Work instructions - Copy, from the material below, every line in which the word "source" can be found.

Dataset entries -
%%
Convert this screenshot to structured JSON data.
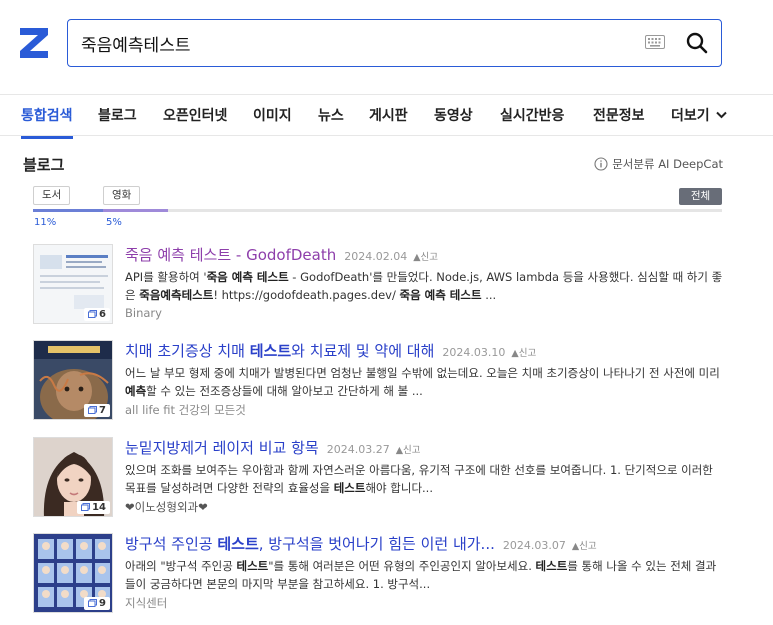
{
  "search": {
    "query": "죽음예측테스트"
  },
  "tabs": [
    {
      "label": "통합검색",
      "active": true
    },
    {
      "label": "블로그"
    },
    {
      "label": "오픈인터넷"
    },
    {
      "label": "이미지"
    },
    {
      "label": "뉴스"
    },
    {
      "label": "게시판"
    },
    {
      "label": "동영상"
    },
    {
      "label": "실시간반응"
    },
    {
      "label": "전문정보"
    },
    {
      "label": "더보기"
    }
  ],
  "section": {
    "title": "블로그",
    "classifier_label": "문서분류 AI DeepCat"
  },
  "filters": {
    "chips": [
      {
        "label": "도서",
        "percent": "11%",
        "share": 0.11
      },
      {
        "label": "영화",
        "percent": "5%",
        "share": 0.05
      }
    ],
    "all_label": "전체"
  },
  "results": [
    {
      "title_parts": [
        {
          "text": "죽음 예측 테스트",
          "bold": false
        },
        {
          "text": " - GodofDeath",
          "bold": false
        }
      ],
      "visited": true,
      "date": "2024.02.04",
      "report": "신고",
      "desc_parts": [
        {
          "text": "API를 활용하여 '",
          "bold": false
        },
        {
          "text": "죽음 예측 테스트",
          "bold": true
        },
        {
          "text": " - GodofDeath'를 만들었다. Node.js, AWS lambda 등을 사용했다. 심심할 때 하기 좋은 ",
          "bold": false
        },
        {
          "text": "죽음예측테스트",
          "bold": true
        },
        {
          "text": "! https://godofdeath.pages.dev/ ",
          "bold": false
        },
        {
          "text": "죽음 예측 테스트",
          "bold": true
        },
        {
          "text": " ...",
          "bold": false
        }
      ],
      "source": "Binary",
      "image_count": "6"
    },
    {
      "title_parts": [
        {
          "text": "치매 초기증상 치매 ",
          "bold": false
        },
        {
          "text": "테스트",
          "bold": true
        },
        {
          "text": "와 치료제 및 약에 대해",
          "bold": false
        }
      ],
      "visited": false,
      "date": "2024.03.10",
      "report": "신고",
      "desc_parts": [
        {
          "text": "어느 날 부모 형제 중에 치매가 발병된다면 엄청난 불행일 수밖에 없는데요. 오늘은 치매 초기증상이 나타나기 전 사전에 미리",
          "bold": false
        },
        {
          "text": "예측",
          "bold": true
        },
        {
          "text": "할 수 있는 전조증상들에 대해 알아보고 간단하게 해 볼 ...",
          "bold": false
        }
      ],
      "source": "all life fit 건강의 모든것",
      "image_count": "7"
    },
    {
      "title_parts": [
        {
          "text": "눈밑지방제거 레이저 비교 항목",
          "bold": false
        }
      ],
      "visited": false,
      "date": "2024.03.27",
      "report": "신고",
      "desc_parts": [
        {
          "text": "있으며 조화를 보여주는 우아함과 함께 자연스러운 아름다움, 유기적 구조에 대한 선호를 보여줍니다. 1. 단기적으로 이러한 목표를 달성하려면 다양한 전략의 효율성을 ",
          "bold": false
        },
        {
          "text": "테스트",
          "bold": true
        },
        {
          "text": "해야 합니다...",
          "bold": false
        }
      ],
      "source": "❤이노성형외과❤",
      "image_count": "14"
    },
    {
      "title_parts": [
        {
          "text": "방구석 주인공 ",
          "bold": false
        },
        {
          "text": "테스트",
          "bold": true
        },
        {
          "text": ", 방구석을 벗어나기 힘든 이런 내가...",
          "bold": false
        }
      ],
      "visited": false,
      "date": "2024.03.07",
      "report": "신고",
      "desc_parts": [
        {
          "text": "아래의 \"방구석 주인공 ",
          "bold": false
        },
        {
          "text": "테스트",
          "bold": true
        },
        {
          "text": "\"를 통해 여러분은 어떤 유형의 주인공인지 알아보세요. ",
          "bold": false
        },
        {
          "text": "테스트",
          "bold": true
        },
        {
          "text": "를 통해 나올 수 있는 전체 결과들이 궁금하다면 본문의 마지막 부분을 참고하세요. 1. 방구석...",
          "bold": false
        }
      ],
      "source": "지식센터",
      "image_count": "9"
    }
  ],
  "colors": {
    "accent": "#2a5bd7",
    "link": "#2a40c9",
    "visited": "#8e3fab"
  }
}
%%
Answer box -
      "source": "Binary",
      "source": "all life fit 건강의 모든것",
      "source": "❤이노성형외과❤",
      "source": "지식센터",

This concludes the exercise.